_TASK TO CARRY OUT:_
Copy each line below holding "high".

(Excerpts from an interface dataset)
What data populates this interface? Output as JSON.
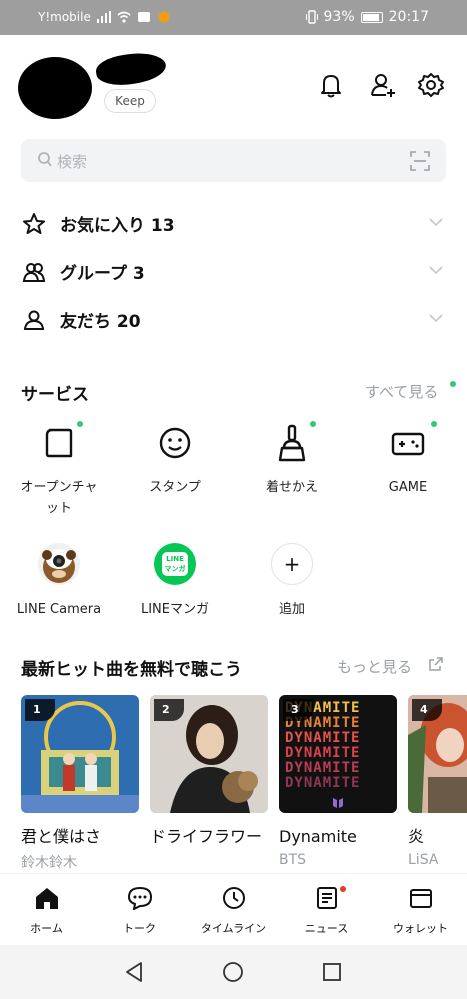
{
  "status_bar": {
    "carrier": "Y!mobile",
    "battery": "93%",
    "time": "20:17"
  },
  "profile": {
    "keep_label": "Keep"
  },
  "header_icons": [
    "bell-icon",
    "add-friend-icon",
    "gear-icon"
  ],
  "search": {
    "placeholder": "検索"
  },
  "friends": [
    {
      "label": "お気に入り 13",
      "icon": "star-icon"
    },
    {
      "label": "グループ 3",
      "icon": "group-icon"
    },
    {
      "label": "友だち 20",
      "icon": "person-icon"
    }
  ],
  "services": {
    "title": "サービス",
    "see_all": "すべて見る",
    "items": [
      {
        "label": "オープンチャット",
        "icon": "open-chat-icon"
      },
      {
        "label": "スタンプ",
        "icon": "sticker-smile-icon"
      },
      {
        "label": "着せかえ",
        "icon": "brush-theme-icon"
      },
      {
        "label": "GAME",
        "icon": "gamepad-icon"
      }
    ],
    "items2": [
      {
        "label": "LINE Camera",
        "icon": "line-camera-icon"
      },
      {
        "label": "LINEマンガ",
        "icon": "line-manga-icon"
      },
      {
        "label": "追加",
        "icon": "plus-icon"
      }
    ],
    "manga_logo_line1": "LINE",
    "manga_logo_line2": "マンガ",
    "plus_symbol": "+"
  },
  "music": {
    "title": "最新ヒット曲を無料で聴こう",
    "more": "もっと見る",
    "cards": [
      {
        "rank": "1",
        "title": "君と僕はさ",
        "artist": "鈴木鈴木",
        "color": "#2f6db1"
      },
      {
        "rank": "2",
        "title": "ドライフラワー",
        "artist": "",
        "color": "#b9b1a6"
      },
      {
        "rank": "3",
        "title": "Dynamite",
        "artist": "BTS",
        "color": "#111111"
      },
      {
        "rank": "4",
        "title": "炎",
        "artist": "LiSA",
        "color": "#c46a5a"
      }
    ],
    "dynamite_text": "DYNAMITE"
  },
  "bottom_nav": [
    {
      "label": "ホーム",
      "icon": "home-icon"
    },
    {
      "label": "トーク",
      "icon": "chat-bubble-icon"
    },
    {
      "label": "タイムライン",
      "icon": "clock-icon"
    },
    {
      "label": "ニュース",
      "icon": "news-icon"
    },
    {
      "label": "ウォレット",
      "icon": "wallet-icon"
    }
  ],
  "colors": {
    "accent_green": "#2ecc71",
    "notification_red": "#e53935",
    "status_bar": "#9e9e9e"
  }
}
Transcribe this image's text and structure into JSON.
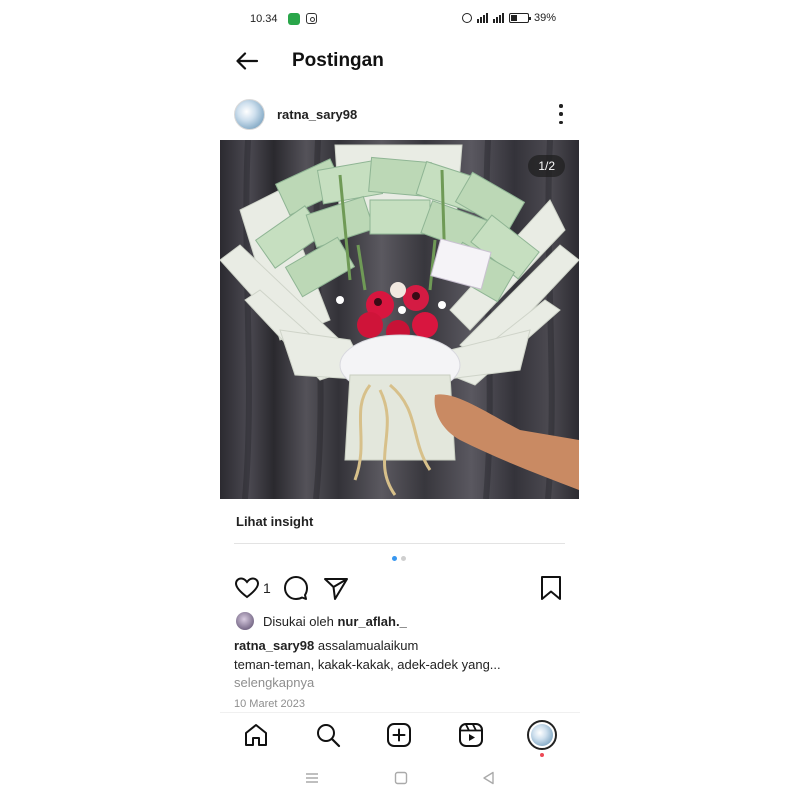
{
  "status_bar": {
    "time": "10.34",
    "battery_text": "39%",
    "battery_level": 0.39,
    "icons": [
      "app-badge-icon",
      "instagram-icon",
      "alarm-icon",
      "signal-4g-icon",
      "signal-icon",
      "battery-icon"
    ]
  },
  "header": {
    "title": "Postingan",
    "back_icon": "arrow-left-icon"
  },
  "post": {
    "username": "ratna_sary98",
    "more_icon": "more-vertical-icon",
    "image_counter": "1/2",
    "image_index": 1,
    "image_total": 2,
    "image_description": "money bouquet",
    "insight_label": "Lihat insight",
    "like_count": "1",
    "liked_by_prefix": "Disukai oleh",
    "liked_by_user": "nur_aflah._",
    "caption_user": "ratna_sary98",
    "caption_first": "assalamualaikum",
    "caption_second": "teman-teman, kakak-kakak, adek-adek yang...",
    "more_label": "selengkapnya",
    "date": "10 Maret 2023"
  },
  "colors": {
    "accent": "#3897f0",
    "notification": "#ed4956",
    "muted_text": "#8e8e8e"
  },
  "bottom_nav": [
    "home-icon",
    "search-icon",
    "create-icon",
    "reels-icon",
    "profile-avatar"
  ],
  "system_nav": [
    "menu-icon",
    "home-square-icon",
    "back-triangle-icon"
  ]
}
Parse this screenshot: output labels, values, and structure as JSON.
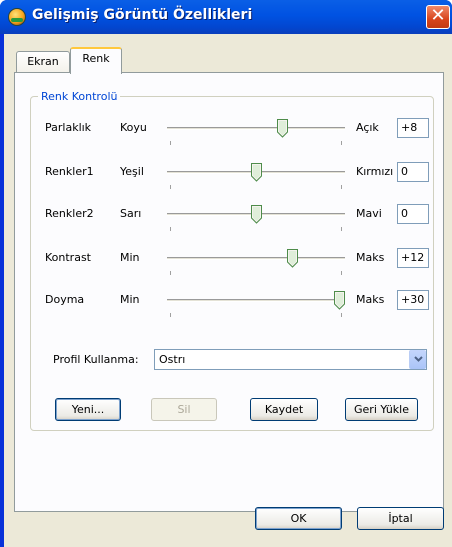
{
  "window": {
    "title": "Gelişmiş Görüntü Özellikleri",
    "close_glyph": "✕"
  },
  "tabs": [
    {
      "label": "Ekran"
    },
    {
      "label": "Renk"
    }
  ],
  "group": {
    "title": "Renk Kontrolü"
  },
  "sliders": [
    {
      "name": "Parlaklık",
      "low": "Koyu",
      "high": "Açık",
      "value": "+8",
      "position": 0.66
    },
    {
      "name": "Renkler1",
      "low": "Yeşil",
      "high": "Kırmızı",
      "value": "0",
      "position": 0.5
    },
    {
      "name": "Renkler2",
      "low": "Sarı",
      "high": "Mavi",
      "value": "0",
      "position": 0.5
    },
    {
      "name": "Kontrast",
      "low": "Min",
      "high": "Maks",
      "value": "+12",
      "position": 0.72
    },
    {
      "name": "Doyma",
      "low": "Min",
      "high": "Maks",
      "value": "+30",
      "position": 1.0
    }
  ],
  "profile": {
    "label": "Profil Kullanma:",
    "value": "Ostrı"
  },
  "buttons": {
    "new": "Yeni...",
    "delete": "Sil",
    "save": "Kaydet",
    "restore": "Geri Yükle",
    "ok": "OK",
    "cancel": "İptal"
  },
  "colors": {
    "title_bar": "#0055e5",
    "accent_label": "#0046d5",
    "panel": "#ece9d8",
    "close": "#d8451c"
  }
}
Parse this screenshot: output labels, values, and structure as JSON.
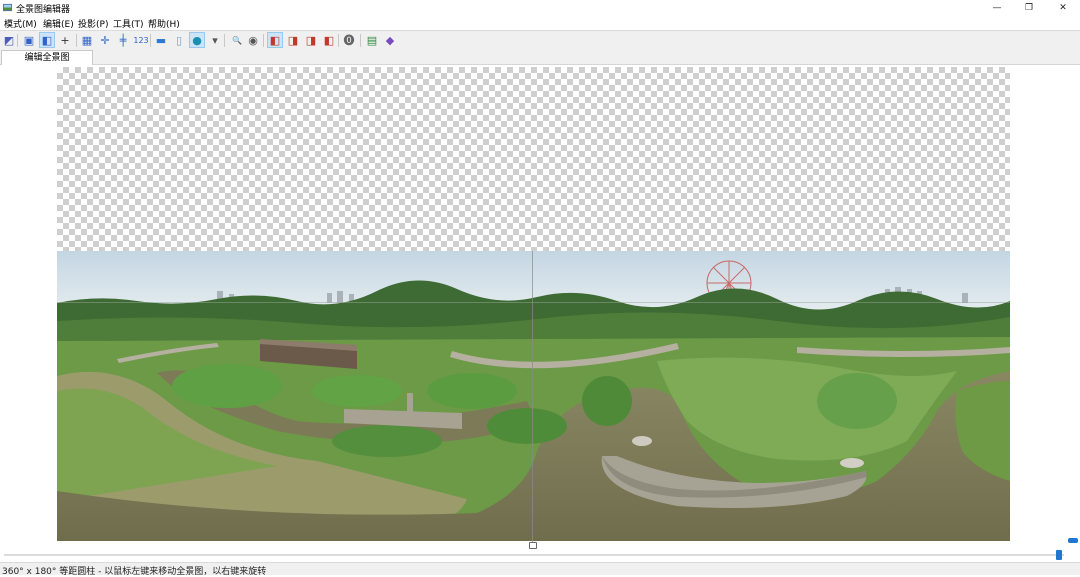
{
  "window": {
    "title": "全景图编辑器",
    "controls": {
      "minimize": "—",
      "maximize": "❐",
      "close": "✕"
    }
  },
  "menu": {
    "items": [
      "模式(M)",
      "编辑(E)",
      "投影(P)",
      "工具(T)",
      "帮助(H)"
    ]
  },
  "toolbar": {
    "buttons": [
      {
        "name": "select-tool-icon",
        "color": "#4a5db8",
        "glyph": "◩",
        "active": false
      },
      {
        "name": "image-stack-icon",
        "color": "#2f63c9",
        "glyph": "▣",
        "active": false
      },
      {
        "name": "move-tool-icon",
        "color": "#2f63c9",
        "glyph": "◧",
        "active": true
      },
      {
        "name": "crosshair-icon",
        "color": "#333333",
        "glyph": "+",
        "active": false
      },
      {
        "name": "grid-icon",
        "color": "#2f63c9",
        "glyph": "▦",
        "active": false
      },
      {
        "name": "control-points-icon",
        "color": "#2f63c9",
        "glyph": "✛",
        "active": false
      },
      {
        "name": "align-icon",
        "color": "#2f63c9",
        "glyph": "╪",
        "active": false
      },
      {
        "name": "numbering-label",
        "color": "#2f63c9",
        "glyph": "123",
        "active": false
      },
      {
        "name": "flat-projection-icon",
        "color": "#2f7ad1",
        "glyph": "▬",
        "active": false
      },
      {
        "name": "cylinder-projection-icon",
        "color": "#6fa0c8",
        "glyph": "▯",
        "active": false
      },
      {
        "name": "sphere-projection-icon",
        "color": "#1c8fb0",
        "glyph": "●",
        "active": true
      },
      {
        "name": "dropdown-arrow-icon",
        "color": "#555555",
        "glyph": "▾",
        "active": false
      },
      {
        "name": "zoom-icon",
        "color": "#d08a1a",
        "glyph": "🔍",
        "active": false
      },
      {
        "name": "preview-eye-icon",
        "color": "#555555",
        "glyph": "◉",
        "active": false
      },
      {
        "name": "view-front-icon",
        "color": "#c0392b",
        "glyph": "◧",
        "active": true
      },
      {
        "name": "view-left-icon",
        "color": "#c0392b",
        "glyph": "◨",
        "active": false
      },
      {
        "name": "view-right-icon",
        "color": "#c0392b",
        "glyph": "◨",
        "active": false
      },
      {
        "name": "view-back-icon",
        "color": "#c0392b",
        "glyph": "◧",
        "active": false
      },
      {
        "name": "info-icon",
        "color": "#666666",
        "glyph": "⓿",
        "active": false
      },
      {
        "name": "window-layout-icon",
        "color": "#2e8b3a",
        "glyph": "▤",
        "active": false
      },
      {
        "name": "book-icon",
        "color": "#7a4bbf",
        "glyph": "◆",
        "active": false
      }
    ]
  },
  "tabs": [
    {
      "label": "编辑全景图"
    }
  ],
  "status": {
    "text": "360° x 180° 等距圆柱 - 以鼠标左键来移动全景图，以右键来旋转"
  },
  "view": {
    "zoom_slider": {
      "position_fraction": 0.995
    }
  },
  "colors": {
    "accent": "#1e78d2",
    "sky": "#c9dbe6",
    "water": "#7b7a58",
    "grass": "#5e8f3c"
  }
}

_EXERCISE SOLUTION:_
      "high": "Açık",
      "high": "Kırmızı",
      "high": "Mavi",
      "high": "Maks",
      "high": "Maks",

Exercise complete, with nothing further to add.